I sat on the deck this morning and listened to the whir of wings, felt the gentle currents pass by my head, and watched with wonder as many birds came and went between the overhanging branches and the safflower seeds on the railing and table. Most were Chickadees, such perky, curious little birds. If I were a bird, I would want to be a Chickadee– so full of fun, joy, and life.
There was at least one young Chickadee, still a bit smudgy-looking rather than tuxedo-perfect in his coloring, who would land just over a foot from me and study me inquisitively, sing a few happy-sounding notes, then sort among the seeds for just what he wanted before taking off. Older, slightly-more-cautious Chickadees would land a bit farther from me, ponder a moment as they looked around, then take two or three seeds and depart.

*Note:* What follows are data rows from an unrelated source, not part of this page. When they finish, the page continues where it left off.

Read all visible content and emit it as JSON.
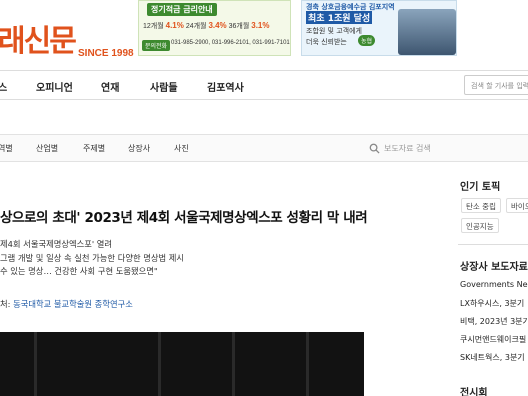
{
  "header": {
    "logo_text": "래신문",
    "logo_since": "SINCE 1998",
    "ad1": {
      "title": "정기적금 금리안내",
      "rates": [
        "12개월",
        "4.1%",
        "24개월",
        "3.4%",
        "36개월",
        "3.1%"
      ],
      "button": "문의전화",
      "phones": "031-985-2900, 031-996-2101, 031-991-7101"
    },
    "ad2": {
      "line1": "경축 상호금융예수금 김포지역",
      "line2": "최초 1조원 달성",
      "line3": "조합원 및 고객에게",
      "line4": "더욱 신뢰받는",
      "badge": "농협"
    }
  },
  "nav": {
    "items": [
      "스",
      "오피니언",
      "연재",
      "사람들",
      "김포역사"
    ],
    "search_placeholder": "검색 할 기사를 입력"
  },
  "subnav": {
    "items": [
      "역별",
      "산업별",
      "주제별",
      "상장사",
      "사진"
    ],
    "search_placeholder": "보도자료 검색"
  },
  "article": {
    "headline": "상으로의 초대' 2023년 제4회 서울국제명상엑스포 성황리 막 내려",
    "sub_lines": [
      "제4회 서울국제명상엑스포' 열려",
      "그램 개발 및 일상 속 실천 가능한 다양한 명상법 제시",
      "수 있는 명상… 건강한 사회 구현 도움됐으면\""
    ],
    "source_label": "처:",
    "source_link": "동국대학교 불교학술원 종학연구소"
  },
  "sidebar": {
    "popular_title": "인기 토픽",
    "tags": [
      "탄소 중립",
      "바이오",
      "인공지능"
    ],
    "listed_title": "상장사 보도자료",
    "links": [
      "Governments Nee",
      "LX하우시스, 3분기",
      "비택, 2023년 3분기",
      "쿠시먼앤드웨이크필",
      "SK네트웍스, 3분기"
    ],
    "exhibition_title": "전시회"
  },
  "colors": {
    "brand": "#e0521c",
    "link": "#1f5aa6"
  }
}
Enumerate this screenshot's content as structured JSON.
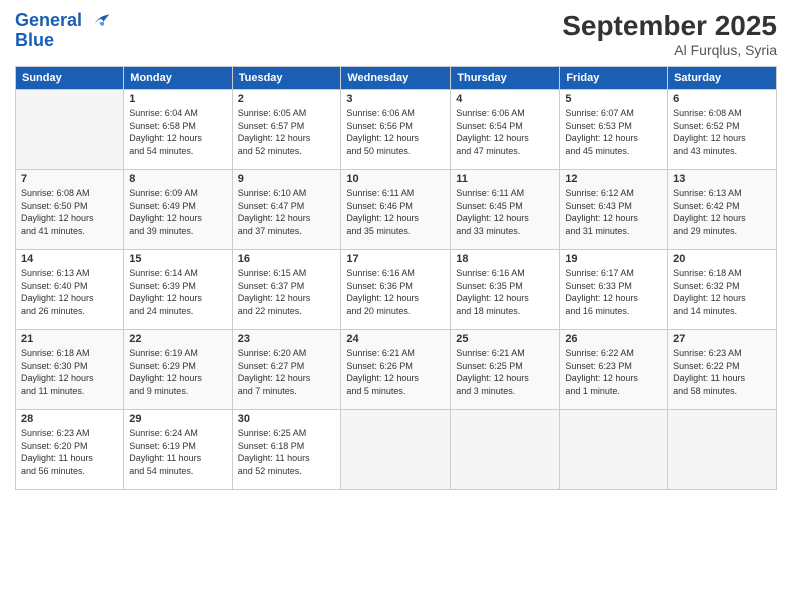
{
  "header": {
    "logo_line1": "General",
    "logo_line2": "Blue",
    "month": "September 2025",
    "location": "Al Furqlus, Syria"
  },
  "weekdays": [
    "Sunday",
    "Monday",
    "Tuesday",
    "Wednesday",
    "Thursday",
    "Friday",
    "Saturday"
  ],
  "weeks": [
    [
      {
        "day": "",
        "info": ""
      },
      {
        "day": "1",
        "info": "Sunrise: 6:04 AM\nSunset: 6:58 PM\nDaylight: 12 hours\nand 54 minutes."
      },
      {
        "day": "2",
        "info": "Sunrise: 6:05 AM\nSunset: 6:57 PM\nDaylight: 12 hours\nand 52 minutes."
      },
      {
        "day": "3",
        "info": "Sunrise: 6:06 AM\nSunset: 6:56 PM\nDaylight: 12 hours\nand 50 minutes."
      },
      {
        "day": "4",
        "info": "Sunrise: 6:06 AM\nSunset: 6:54 PM\nDaylight: 12 hours\nand 47 minutes."
      },
      {
        "day": "5",
        "info": "Sunrise: 6:07 AM\nSunset: 6:53 PM\nDaylight: 12 hours\nand 45 minutes."
      },
      {
        "day": "6",
        "info": "Sunrise: 6:08 AM\nSunset: 6:52 PM\nDaylight: 12 hours\nand 43 minutes."
      }
    ],
    [
      {
        "day": "7",
        "info": "Sunrise: 6:08 AM\nSunset: 6:50 PM\nDaylight: 12 hours\nand 41 minutes."
      },
      {
        "day": "8",
        "info": "Sunrise: 6:09 AM\nSunset: 6:49 PM\nDaylight: 12 hours\nand 39 minutes."
      },
      {
        "day": "9",
        "info": "Sunrise: 6:10 AM\nSunset: 6:47 PM\nDaylight: 12 hours\nand 37 minutes."
      },
      {
        "day": "10",
        "info": "Sunrise: 6:11 AM\nSunset: 6:46 PM\nDaylight: 12 hours\nand 35 minutes."
      },
      {
        "day": "11",
        "info": "Sunrise: 6:11 AM\nSunset: 6:45 PM\nDaylight: 12 hours\nand 33 minutes."
      },
      {
        "day": "12",
        "info": "Sunrise: 6:12 AM\nSunset: 6:43 PM\nDaylight: 12 hours\nand 31 minutes."
      },
      {
        "day": "13",
        "info": "Sunrise: 6:13 AM\nSunset: 6:42 PM\nDaylight: 12 hours\nand 29 minutes."
      }
    ],
    [
      {
        "day": "14",
        "info": "Sunrise: 6:13 AM\nSunset: 6:40 PM\nDaylight: 12 hours\nand 26 minutes."
      },
      {
        "day": "15",
        "info": "Sunrise: 6:14 AM\nSunset: 6:39 PM\nDaylight: 12 hours\nand 24 minutes."
      },
      {
        "day": "16",
        "info": "Sunrise: 6:15 AM\nSunset: 6:37 PM\nDaylight: 12 hours\nand 22 minutes."
      },
      {
        "day": "17",
        "info": "Sunrise: 6:16 AM\nSunset: 6:36 PM\nDaylight: 12 hours\nand 20 minutes."
      },
      {
        "day": "18",
        "info": "Sunrise: 6:16 AM\nSunset: 6:35 PM\nDaylight: 12 hours\nand 18 minutes."
      },
      {
        "day": "19",
        "info": "Sunrise: 6:17 AM\nSunset: 6:33 PM\nDaylight: 12 hours\nand 16 minutes."
      },
      {
        "day": "20",
        "info": "Sunrise: 6:18 AM\nSunset: 6:32 PM\nDaylight: 12 hours\nand 14 minutes."
      }
    ],
    [
      {
        "day": "21",
        "info": "Sunrise: 6:18 AM\nSunset: 6:30 PM\nDaylight: 12 hours\nand 11 minutes."
      },
      {
        "day": "22",
        "info": "Sunrise: 6:19 AM\nSunset: 6:29 PM\nDaylight: 12 hours\nand 9 minutes."
      },
      {
        "day": "23",
        "info": "Sunrise: 6:20 AM\nSunset: 6:27 PM\nDaylight: 12 hours\nand 7 minutes."
      },
      {
        "day": "24",
        "info": "Sunrise: 6:21 AM\nSunset: 6:26 PM\nDaylight: 12 hours\nand 5 minutes."
      },
      {
        "day": "25",
        "info": "Sunrise: 6:21 AM\nSunset: 6:25 PM\nDaylight: 12 hours\nand 3 minutes."
      },
      {
        "day": "26",
        "info": "Sunrise: 6:22 AM\nSunset: 6:23 PM\nDaylight: 12 hours\nand 1 minute."
      },
      {
        "day": "27",
        "info": "Sunrise: 6:23 AM\nSunset: 6:22 PM\nDaylight: 11 hours\nand 58 minutes."
      }
    ],
    [
      {
        "day": "28",
        "info": "Sunrise: 6:23 AM\nSunset: 6:20 PM\nDaylight: 11 hours\nand 56 minutes."
      },
      {
        "day": "29",
        "info": "Sunrise: 6:24 AM\nSunset: 6:19 PM\nDaylight: 11 hours\nand 54 minutes."
      },
      {
        "day": "30",
        "info": "Sunrise: 6:25 AM\nSunset: 6:18 PM\nDaylight: 11 hours\nand 52 minutes."
      },
      {
        "day": "",
        "info": ""
      },
      {
        "day": "",
        "info": ""
      },
      {
        "day": "",
        "info": ""
      },
      {
        "day": "",
        "info": ""
      }
    ]
  ]
}
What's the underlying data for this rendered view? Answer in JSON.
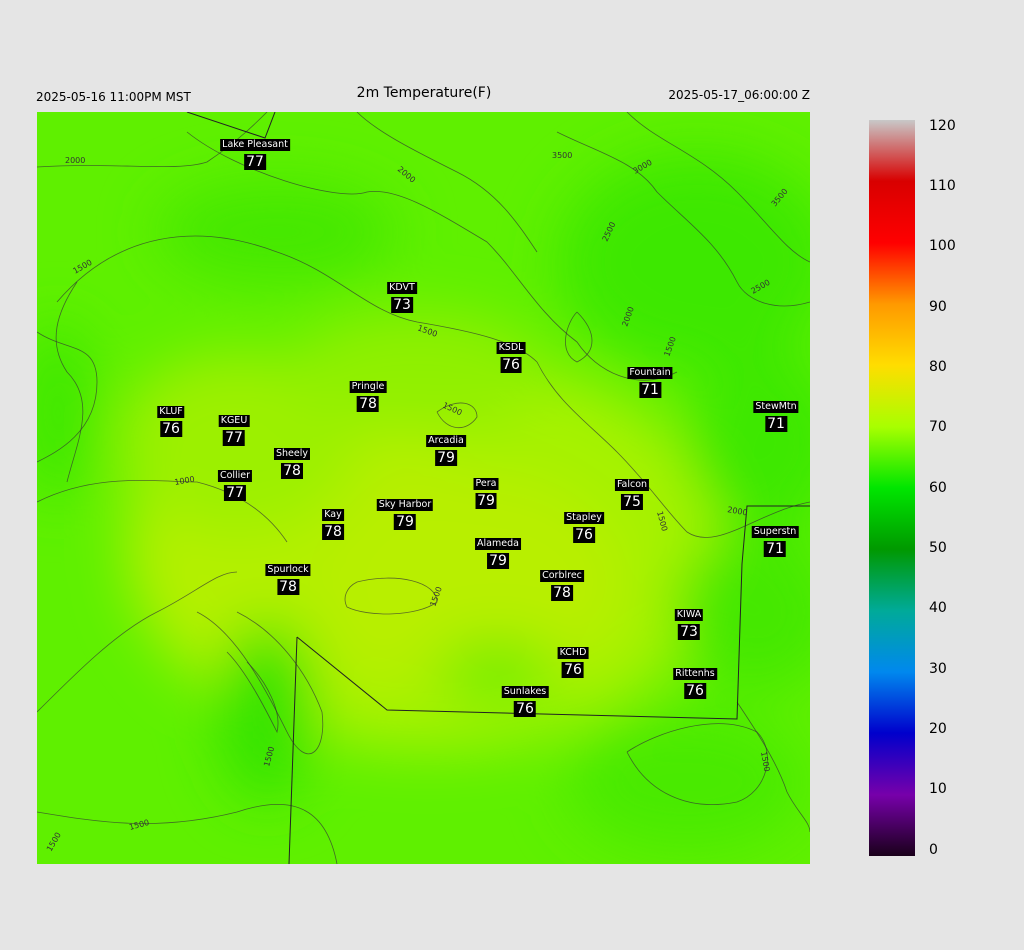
{
  "header": {
    "local_time": "2025-05-16 11:00PM MST",
    "title": "2m Temperature(F)",
    "utc_time": "2025-05-17_06:00:00 Z"
  },
  "stations": [
    {
      "name": "Lake Pleasant",
      "value": "77"
    },
    {
      "name": "KDVT",
      "value": "73"
    },
    {
      "name": "KSDL",
      "value": "76"
    },
    {
      "name": "Fountain",
      "value": "71"
    },
    {
      "name": "StewMtn",
      "value": "71"
    },
    {
      "name": "Pringle",
      "value": "78"
    },
    {
      "name": "KLUF",
      "value": "76"
    },
    {
      "name": "KGEU",
      "value": "77"
    },
    {
      "name": "Arcadia",
      "value": "79"
    },
    {
      "name": "Sheely",
      "value": "78"
    },
    {
      "name": "Collier",
      "value": "77"
    },
    {
      "name": "Pera",
      "value": "79"
    },
    {
      "name": "Falcon",
      "value": "75"
    },
    {
      "name": "Sky Harbor",
      "value": "79"
    },
    {
      "name": "Kay",
      "value": "78"
    },
    {
      "name": "Stapley",
      "value": "76"
    },
    {
      "name": "Superstn",
      "value": "71"
    },
    {
      "name": "Alameda",
      "value": "79"
    },
    {
      "name": "Spurlock",
      "value": "78"
    },
    {
      "name": "Corblrec",
      "value": "78"
    },
    {
      "name": "KIWA",
      "value": "73"
    },
    {
      "name": "KCHD",
      "value": "76"
    },
    {
      "name": "Rittenhs",
      "value": "76"
    },
    {
      "name": "Sunlakes",
      "value": "76"
    }
  ],
  "contour_labels": [
    "2000",
    "2000",
    "3500",
    "3000",
    "2500",
    "3500",
    "2500",
    "1500",
    "1500",
    "2000",
    "1500",
    "1500",
    "1000",
    "1500",
    "2000",
    "1500",
    "1500",
    "1500",
    "1500",
    "1500"
  ],
  "colorbar": {
    "ticks": [
      "120",
      "110",
      "100",
      "90",
      "80",
      "70",
      "60",
      "50",
      "40",
      "30",
      "20",
      "10",
      "0"
    ],
    "colors": [
      "#c8c8c8",
      "#d80000",
      "#ff0000",
      "#ff9900",
      "#ffdd00",
      "#a8ff00",
      "#00e600",
      "#009900",
      "#00aa99",
      "#0088ee",
      "#0000cc",
      "#7700aa",
      "#1a001a"
    ]
  }
}
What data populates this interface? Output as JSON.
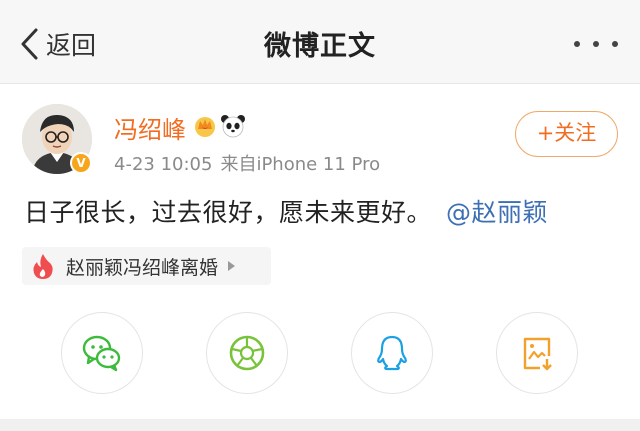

At first a few Titmice landed, then seemed to suddenly notice me and leave without taking any seeds. After a while, though, they seemed to become convinced that I was safe and would land, look around, then help themselves to a seed. A House Finch alighted on the rail and watched the influx of other birds for quite some time, before she decided it was safe. At that point she hopped right into the saucer on the rail (the other birds all perched on the edge) and remained for many minutes eating, while the other birds watched (in dismay?). My friend the smudgy young Chickadee, though, happily hopped to the seeds near me on the table, sang a happy song and selected the seeds he wanted, while his elders looked on.
Once I heard a low, loud hum behind me and realized a hummingbird was feeding on the purple flowers in the hanging planter. I didn’t actually see her until she zipped away into the nearby fly honeysuckle shrub.
I shot a few photos but spent most of my time watching and sketching and smiling at the antics of my small, feathered friends.
After this perfect morning, Steve and I went to my parents’ farm, where I spent the afternoon sitting on a hillside drawing with both my parents, while Steve went hiking (and hiked sixteen miles up and over and back down Mt. Riga!). I drew the view and my mother sitting against a tree drawing, my mother drew me sitting beside the stone walkway, and my father painted my mother and the view. After painting we sat by the pool for a while, then I picked a bag of apples to bring home. A perfect afternoon to round out the day.